**What is being asked:**
Restate the entries word for word and skip every image.

**Records provided:**
==============================

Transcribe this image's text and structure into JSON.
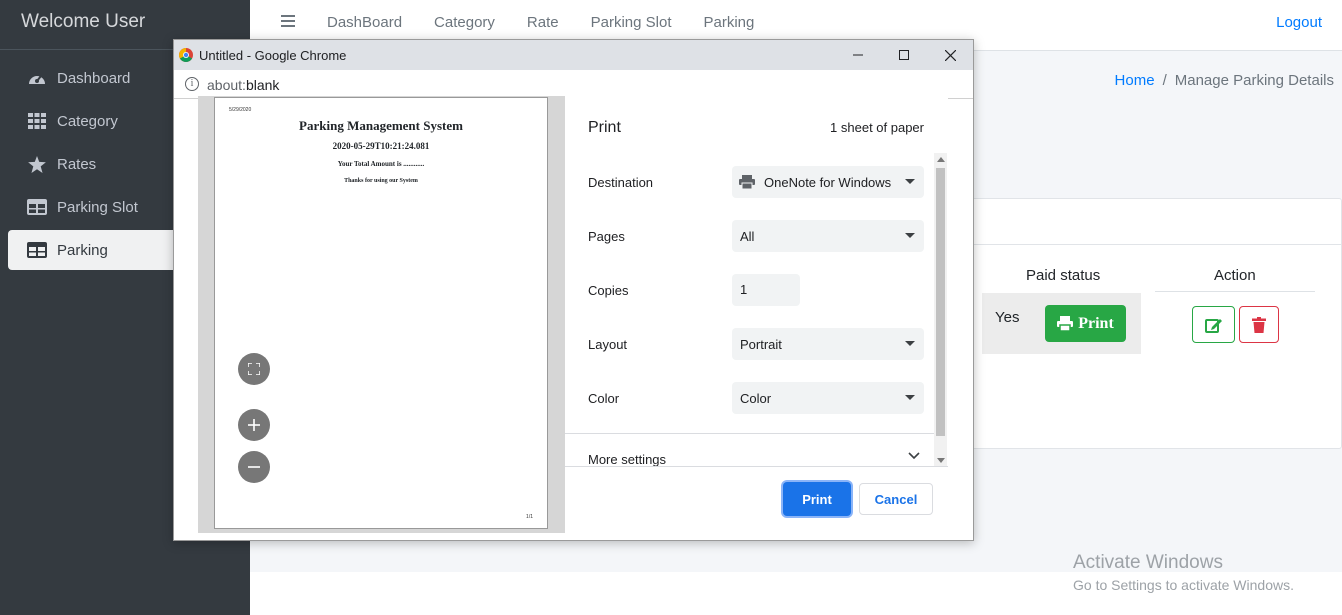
{
  "sidebar": {
    "brand": "Welcome User",
    "items": [
      {
        "label": "Dashboard",
        "icon": "tachometer-icon"
      },
      {
        "label": "Category",
        "icon": "grid-icon"
      },
      {
        "label": "Rates",
        "icon": "star-icon"
      },
      {
        "label": "Parking Slot",
        "icon": "table-icon"
      },
      {
        "label": "Parking",
        "icon": "table-icon",
        "active": true
      }
    ]
  },
  "topbar": {
    "links": [
      "DashBoard",
      "Category",
      "Rate",
      "Parking Slot",
      "Parking"
    ],
    "logout": "Logout"
  },
  "breadcrumb": {
    "home": "Home",
    "separator": "/",
    "current": "Manage Parking Details"
  },
  "table": {
    "headers": {
      "paid_status": "Paid status",
      "action": "Action"
    },
    "row": {
      "paid": "Yes",
      "print_label": "Print"
    }
  },
  "watermark": {
    "line1": "Activate Windows",
    "line2": "Go to Settings to activate Windows."
  },
  "chrome_window": {
    "title": "Untitled - Google Chrome",
    "url_prefix": "about:",
    "url_rest": "blank"
  },
  "preview_sheet": {
    "date": "5/29/2020",
    "heading": "Parking Management System",
    "timestamp": "2020-05-29T10:21:24.081",
    "amount_line": "Your Total Amount is ............",
    "thanks": "Thanks for using our System",
    "page_num": "1/1"
  },
  "print_dialog": {
    "title": "Print",
    "sheets": "1 sheet of paper",
    "destination_label": "Destination",
    "destination_value": "OneNote for Windows",
    "pages_label": "Pages",
    "pages_value": "All",
    "copies_label": "Copies",
    "copies_value": "1",
    "layout_label": "Layout",
    "layout_value": "Portrait",
    "color_label": "Color",
    "color_value": "Color",
    "more_settings": "More settings",
    "print_button": "Print",
    "cancel_button": "Cancel"
  },
  "colors": {
    "sidebar_bg": "#343a40",
    "primary": "#007bff",
    "success": "#28a745",
    "danger": "#dc3545",
    "chrome_blue": "#1a73e8"
  }
}
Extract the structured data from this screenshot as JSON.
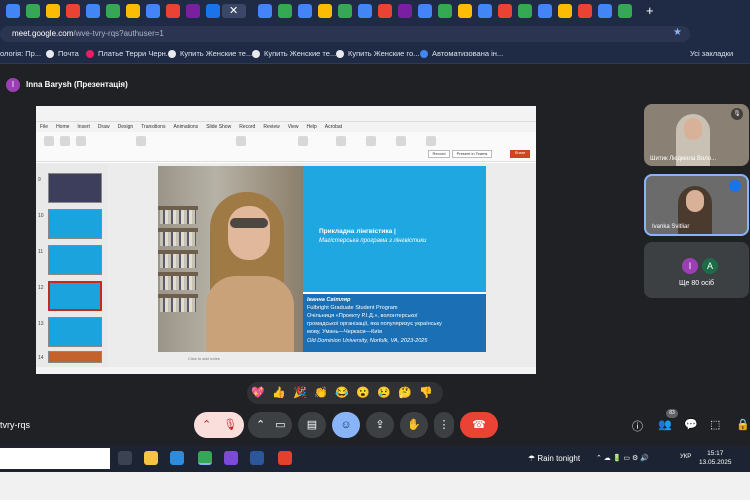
{
  "browser": {
    "url_host": "meet.google.com",
    "url_path": "/wve-tvry-rqs?authuser=1",
    "bookmarks": [
      "ологія: Пр...",
      "Почта",
      "Платье Терри Черн...",
      "Купить Женские те...",
      "Купить Женские те...",
      "Купить Женские го...",
      "Автоматизована ін..."
    ],
    "all_bookmarks": "Усі закладки"
  },
  "meet": {
    "presenter_initial": "I",
    "presenter_label": "Inna Barysh (Презентація)",
    "meeting_code": "tvry-rqs",
    "participant_count": "83",
    "tiles": [
      {
        "name": "Шитик Людмила Воло..."
      },
      {
        "name": "Ivanka Svitliar"
      },
      {
        "initials": [
          "I",
          "A"
        ],
        "label": "Ще 80 осіб"
      }
    ],
    "reactions": [
      "💖",
      "👍",
      "🎉",
      "👏",
      "😂",
      "😮",
      "😢",
      "🤔",
      "👎"
    ]
  },
  "ppt": {
    "tabs": [
      "File",
      "Home",
      "Insert",
      "Draw",
      "Design",
      "Transitions",
      "Animations",
      "Slide Show",
      "Record",
      "Review",
      "View",
      "Help",
      "Acrobat"
    ],
    "record_label": "Record",
    "present_label": "Present in Teams",
    "share_label": "Share",
    "thumb_numbers": [
      "9",
      "10",
      "11",
      "12",
      "13",
      "14"
    ],
    "notes_placeholder": "Click to add notes",
    "slide": {
      "title": "Прикладна лінгвістика |",
      "subtitle": "Магістерська програма з лінгвістики",
      "bio": [
        "Іванна Світляр",
        "Fulbright Graduate Student Program",
        "Очільниця «Проекту Р.І.Д.», волонтерської",
        "громадської організації, яка популяризує українську",
        "мову, Умань—Черкаси—Київ",
        "Old Dominion University, Norfolk, VA, 2023-2025"
      ]
    }
  },
  "taskbar": {
    "weather": "Rain tonight",
    "lang": "УКР",
    "time": "15:17",
    "date": "13.05.2025"
  },
  "colors": {
    "slide_blue": "#1ea7e0",
    "slide_dark_blue": "#1a6fb5",
    "hangup": "#ea4335",
    "accent": "#8ab4f8"
  }
}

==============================

**Written solution:**
Transcribe this image's text and structure into JSON.
{
  "sidebar": {
    "brand": "Welcome User",
    "items": [
      {
        "label": "Dashboard",
        "icon": "tachometer-icon"
      },
      {
        "label": "Category",
        "icon": "grid-icon"
      },
      {
        "label": "Rates",
        "icon": "star-icon"
      },
      {
        "label": "Parking Slot",
        "icon": "table-icon"
      },
      {
        "label": "Parking",
        "icon": "table-icon",
        "active": true
      }
    ]
  },
  "topbar": {
    "links": [
      "DashBoard",
      "Category",
      "Rate",
      "Parking Slot",
      "Parking"
    ],
    "logout": "Logout"
  },
  "breadcrumb": {
    "home": "Home",
    "separator": "/",
    "current": "Manage Parking Details"
  },
  "table": {
    "headers": {
      "paid_status": "Paid status",
      "action": "Action"
    },
    "row": {
      "paid": "Yes",
      "print_label": "Print"
    }
  },
  "watermark": {
    "line1": "Activate Windows",
    "line2": "Go to Settings to activate Windows."
  },
  "chrome_window": {
    "title": "Untitled - Google Chrome",
    "url_prefix": "about:",
    "url_rest": "blank"
  },
  "preview_sheet": {
    "date": "5/29/2020",
    "heading": "Parking Management System",
    "timestamp": "2020-05-29T10:21:24.081",
    "amount_line": "Your Total Amount is ............",
    "thanks": "Thanks for using our System",
    "page_num": "1/1"
  },
  "print_dialog": {
    "title": "Print",
    "sheets": "1 sheet of paper",
    "destination_label": "Destination",
    "destination_value": "OneNote for Windows",
    "pages_label": "Pages",
    "pages_value": "All",
    "copies_label": "Copies",
    "copies_value": "1",
    "layout_label": "Layout",
    "layout_value": "Portrait",
    "color_label": "Color",
    "color_value": "Color",
    "more_settings": "More settings",
    "print_button": "Print",
    "cancel_button": "Cancel"
  },
  "colors": {
    "sidebar_bg": "#343a40",
    "primary": "#007bff",
    "success": "#28a745",
    "danger": "#dc3545",
    "chrome_blue": "#1a73e8"
  }
}
Extract the structured data from this screenshot as JSON.
{
  "browser": {
    "url_host": "meet.google.com",
    "url_path": "/wve-tvry-rqs?authuser=1",
    "bookmarks": [
      "ологія: Пр...",
      "Почта",
      "Платье Терри Черн...",
      "Купить Женские те...",
      "Купить Женские те...",
      "Купить Женские го...",
      "Автоматизована ін..."
    ],
    "all_bookmarks": "Усі закладки"
  },
  "meet": {
    "presenter_initial": "I",
    "presenter_label": "Inna Barysh (Презентація)",
    "meeting_code": "tvry-rqs",
    "participant_count": "83",
    "tiles": [
      {
        "name": "Шитик Людмила Воло..."
      },
      {
        "name": "Ivanka Svitliar"
      },
      {
        "initials": [
          "I",
          "A"
        ],
        "label": "Ще 80 осіб"
      }
    ],
    "reactions": [
      "💖",
      "👍",
      "🎉",
      "👏",
      "😂",
      "😮",
      "😢",
      "🤔",
      "👎"
    ]
  },
  "ppt": {
    "tabs": [
      "File",
      "Home",
      "Insert",
      "Draw",
      "Design",
      "Transitions",
      "Animations",
      "Slide Show",
      "Record",
      "Review",
      "View",
      "Help",
      "Acrobat"
    ],
    "record_label": "Record",
    "present_label": "Present in Teams",
    "share_label": "Share",
    "thumb_numbers": [
      "9",
      "10",
      "11",
      "12",
      "13",
      "14"
    ],
    "notes_placeholder": "Click to add notes",
    "slide": {
      "title": "Прикладна лінгвістика |",
      "subtitle": "Магістерська програма з лінгвістики",
      "bio": [
        "Іванна Світляр",
        "Fulbright Graduate Student Program",
        "Очільниця «Проекту Р.І.Д.», волонтерської",
        "громадської організації, яка популяризує українську",
        "мову, Умань—Черкаси—Київ",
        "Old Dominion University, Norfolk, VA, 2023-2025"
      ]
    }
  },
  "taskbar": {
    "weather": "Rain tonight",
    "lang": "УКР",
    "time": "15:17",
    "date": "13.05.2025"
  },
  "colors": {
    "slide_blue": "#1ea7e0",
    "slide_dark_blue": "#1a6fb5",
    "hangup": "#ea4335",
    "accent": "#8ab4f8"
  }
}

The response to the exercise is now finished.